Ever since we passed out from IT, the one thing we all used to share during our "BC" sessions was that if there's one thing in the world that hasnt changed at all, its IT-BHU Varanasi. Cant say why, but we used to take pride in her constancy and age. It was a phenomenon independent of time. Yeah, now I have to say it was.

Congrats to the current batches for getting LAN in your rooms and your 1st year courses revised and the hostels renovated and the CNC workshops and A/c lecture halls and the new dual degree courses and the...this much I could gather from the Condensed news-letter!

But there was one change that I took with a pinch of salt. Not sure when it happened but Limbdi was considered the traditional stronghold of the 4th mech. Now seems none of the hostels match with the ones in which our batch stayed. How does it matter now?

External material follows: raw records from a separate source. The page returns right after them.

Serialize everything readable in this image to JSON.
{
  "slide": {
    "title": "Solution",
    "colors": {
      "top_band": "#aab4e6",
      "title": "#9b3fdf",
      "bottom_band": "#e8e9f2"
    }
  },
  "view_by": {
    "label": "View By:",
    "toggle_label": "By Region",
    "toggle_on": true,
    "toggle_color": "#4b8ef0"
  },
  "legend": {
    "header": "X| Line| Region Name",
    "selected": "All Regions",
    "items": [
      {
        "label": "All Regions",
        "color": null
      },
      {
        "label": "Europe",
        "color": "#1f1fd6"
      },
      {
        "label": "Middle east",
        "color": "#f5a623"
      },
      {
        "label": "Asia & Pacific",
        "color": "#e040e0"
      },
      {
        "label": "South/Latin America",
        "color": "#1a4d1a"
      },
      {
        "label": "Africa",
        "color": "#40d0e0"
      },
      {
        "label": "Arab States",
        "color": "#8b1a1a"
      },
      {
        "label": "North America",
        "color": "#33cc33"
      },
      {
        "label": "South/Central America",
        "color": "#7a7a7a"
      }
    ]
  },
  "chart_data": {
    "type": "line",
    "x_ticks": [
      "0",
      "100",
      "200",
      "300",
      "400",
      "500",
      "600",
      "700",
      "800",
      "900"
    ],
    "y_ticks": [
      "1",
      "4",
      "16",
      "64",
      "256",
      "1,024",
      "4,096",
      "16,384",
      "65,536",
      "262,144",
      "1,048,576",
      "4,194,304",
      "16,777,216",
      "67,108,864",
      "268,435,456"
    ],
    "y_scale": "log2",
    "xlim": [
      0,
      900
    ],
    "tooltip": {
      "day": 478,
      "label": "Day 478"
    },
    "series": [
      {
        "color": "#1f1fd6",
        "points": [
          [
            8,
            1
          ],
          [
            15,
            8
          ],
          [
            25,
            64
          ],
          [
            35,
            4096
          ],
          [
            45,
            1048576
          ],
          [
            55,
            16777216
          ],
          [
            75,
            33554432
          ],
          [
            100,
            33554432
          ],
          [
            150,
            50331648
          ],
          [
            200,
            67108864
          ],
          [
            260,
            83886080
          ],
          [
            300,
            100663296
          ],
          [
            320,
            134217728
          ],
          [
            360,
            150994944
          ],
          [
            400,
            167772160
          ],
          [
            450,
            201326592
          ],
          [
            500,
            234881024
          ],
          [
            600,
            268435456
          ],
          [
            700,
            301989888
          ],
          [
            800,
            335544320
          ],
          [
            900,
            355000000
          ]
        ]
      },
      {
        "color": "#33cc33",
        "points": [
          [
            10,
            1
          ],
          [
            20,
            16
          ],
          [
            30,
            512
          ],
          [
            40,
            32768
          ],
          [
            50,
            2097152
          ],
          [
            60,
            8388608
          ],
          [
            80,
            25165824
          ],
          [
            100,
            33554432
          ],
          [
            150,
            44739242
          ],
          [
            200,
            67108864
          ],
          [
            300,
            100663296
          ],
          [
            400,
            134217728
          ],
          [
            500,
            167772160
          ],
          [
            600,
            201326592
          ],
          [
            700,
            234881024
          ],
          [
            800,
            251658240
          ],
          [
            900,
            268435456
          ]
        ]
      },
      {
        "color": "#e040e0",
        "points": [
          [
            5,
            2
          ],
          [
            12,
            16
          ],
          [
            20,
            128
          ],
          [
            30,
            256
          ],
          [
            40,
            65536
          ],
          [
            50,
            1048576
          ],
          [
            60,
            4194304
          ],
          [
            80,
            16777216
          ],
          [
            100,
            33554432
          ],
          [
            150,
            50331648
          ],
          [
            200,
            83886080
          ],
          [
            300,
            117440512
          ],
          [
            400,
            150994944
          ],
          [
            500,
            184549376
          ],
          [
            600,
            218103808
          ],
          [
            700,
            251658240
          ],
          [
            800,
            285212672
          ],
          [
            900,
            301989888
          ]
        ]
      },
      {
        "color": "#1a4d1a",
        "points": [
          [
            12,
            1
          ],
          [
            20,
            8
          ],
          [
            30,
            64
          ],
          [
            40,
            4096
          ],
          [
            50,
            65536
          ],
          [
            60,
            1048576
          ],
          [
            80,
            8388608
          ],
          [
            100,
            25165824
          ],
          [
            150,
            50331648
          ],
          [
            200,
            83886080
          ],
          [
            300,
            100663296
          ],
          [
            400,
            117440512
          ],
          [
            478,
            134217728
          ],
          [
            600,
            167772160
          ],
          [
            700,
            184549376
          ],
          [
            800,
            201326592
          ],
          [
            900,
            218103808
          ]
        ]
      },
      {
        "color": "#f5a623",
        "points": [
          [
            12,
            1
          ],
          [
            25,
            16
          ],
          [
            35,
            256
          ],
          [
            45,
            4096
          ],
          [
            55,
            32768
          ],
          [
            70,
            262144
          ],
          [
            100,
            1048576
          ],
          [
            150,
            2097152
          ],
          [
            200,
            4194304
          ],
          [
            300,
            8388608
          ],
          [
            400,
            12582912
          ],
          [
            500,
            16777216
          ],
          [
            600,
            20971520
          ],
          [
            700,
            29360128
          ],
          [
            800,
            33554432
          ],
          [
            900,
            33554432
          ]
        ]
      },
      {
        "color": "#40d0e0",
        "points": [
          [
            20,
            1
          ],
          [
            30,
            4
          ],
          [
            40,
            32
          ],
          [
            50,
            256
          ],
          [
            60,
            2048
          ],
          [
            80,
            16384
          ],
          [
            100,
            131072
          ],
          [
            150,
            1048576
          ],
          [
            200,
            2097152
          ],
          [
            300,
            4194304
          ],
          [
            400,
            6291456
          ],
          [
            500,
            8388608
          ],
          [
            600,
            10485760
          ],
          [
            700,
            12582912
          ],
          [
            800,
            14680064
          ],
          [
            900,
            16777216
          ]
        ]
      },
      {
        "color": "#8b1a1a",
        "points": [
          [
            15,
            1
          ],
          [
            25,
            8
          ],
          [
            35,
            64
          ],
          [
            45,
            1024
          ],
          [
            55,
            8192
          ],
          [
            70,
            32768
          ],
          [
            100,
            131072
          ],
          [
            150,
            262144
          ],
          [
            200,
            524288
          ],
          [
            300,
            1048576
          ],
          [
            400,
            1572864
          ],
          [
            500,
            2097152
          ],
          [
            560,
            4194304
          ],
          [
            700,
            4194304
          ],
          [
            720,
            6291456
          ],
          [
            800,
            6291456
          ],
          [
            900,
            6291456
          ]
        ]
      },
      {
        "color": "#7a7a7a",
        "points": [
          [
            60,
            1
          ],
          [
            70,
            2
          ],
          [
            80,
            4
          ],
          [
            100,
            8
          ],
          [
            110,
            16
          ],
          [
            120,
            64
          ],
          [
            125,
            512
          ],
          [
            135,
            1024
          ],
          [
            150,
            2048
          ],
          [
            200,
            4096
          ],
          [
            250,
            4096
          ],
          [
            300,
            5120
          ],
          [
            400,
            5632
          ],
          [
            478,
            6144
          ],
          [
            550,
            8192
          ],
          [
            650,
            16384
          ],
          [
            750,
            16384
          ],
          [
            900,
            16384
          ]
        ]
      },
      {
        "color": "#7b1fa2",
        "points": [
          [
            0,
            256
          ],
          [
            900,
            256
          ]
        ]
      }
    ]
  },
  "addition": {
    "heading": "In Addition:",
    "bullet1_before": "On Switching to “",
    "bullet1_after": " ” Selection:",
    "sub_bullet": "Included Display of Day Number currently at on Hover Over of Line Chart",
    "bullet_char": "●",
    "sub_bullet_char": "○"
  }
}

Once again guys, you made me to take time off and go back to the golden days. Thanks a lot! Keep up the good work and do tell us more about the online gaming tournaments you people are going to have!!


Chinmaya Dharmadhikari (August 14)
Mech 2002



6) I am an alumnus from CSE'93. A friend forwarded me the link to the ITBHU website. I perused it but found some information dated. But the Chronicle is great. Good job! This will definitely help us all be connected to ITBHU.


Vivek Khandelwal (August 16)
CSE1993


Acknowledgements
Chronicle Editor @ Sep 11, 2005

We thank the following students/alumni for their contribution for this issue:

-Nitin Mohan (ECE1999) and Rajneesh Kumar (CSE1995) and Animesh Pathak (CSE2003) for contributing news items

-Saugata Chakraborty (CSE2005) for making entry of our college in Wikepedia

About ITBHU Chronicle
The ITBHU Chronicle is a monthly publication of ITBHU Global Alumni Association (IBGAA)
Institute of Technology, Banaras Hindu University, Varanasi 221005, UP
Director of the Institute: Dr. K.P. Singh
The Chronicle is published by The Chronicle Team
Editorial Team- Yogesh Upadhaya (Chemical 1977); Anshuman Singh (Electrical 1998);
Animesh Pathak (CSE 2003); Rahul Hari (CSE 2006)
Website: www.itbhuglobal.org/chronicle
Contact us at: chronicle [AT] itbhuglobal.org
Copyright © 2008-2013 by ITBHU Global Alumni Association
Institute of Technology, Banaras Hindu University
Varanasi 221005, UP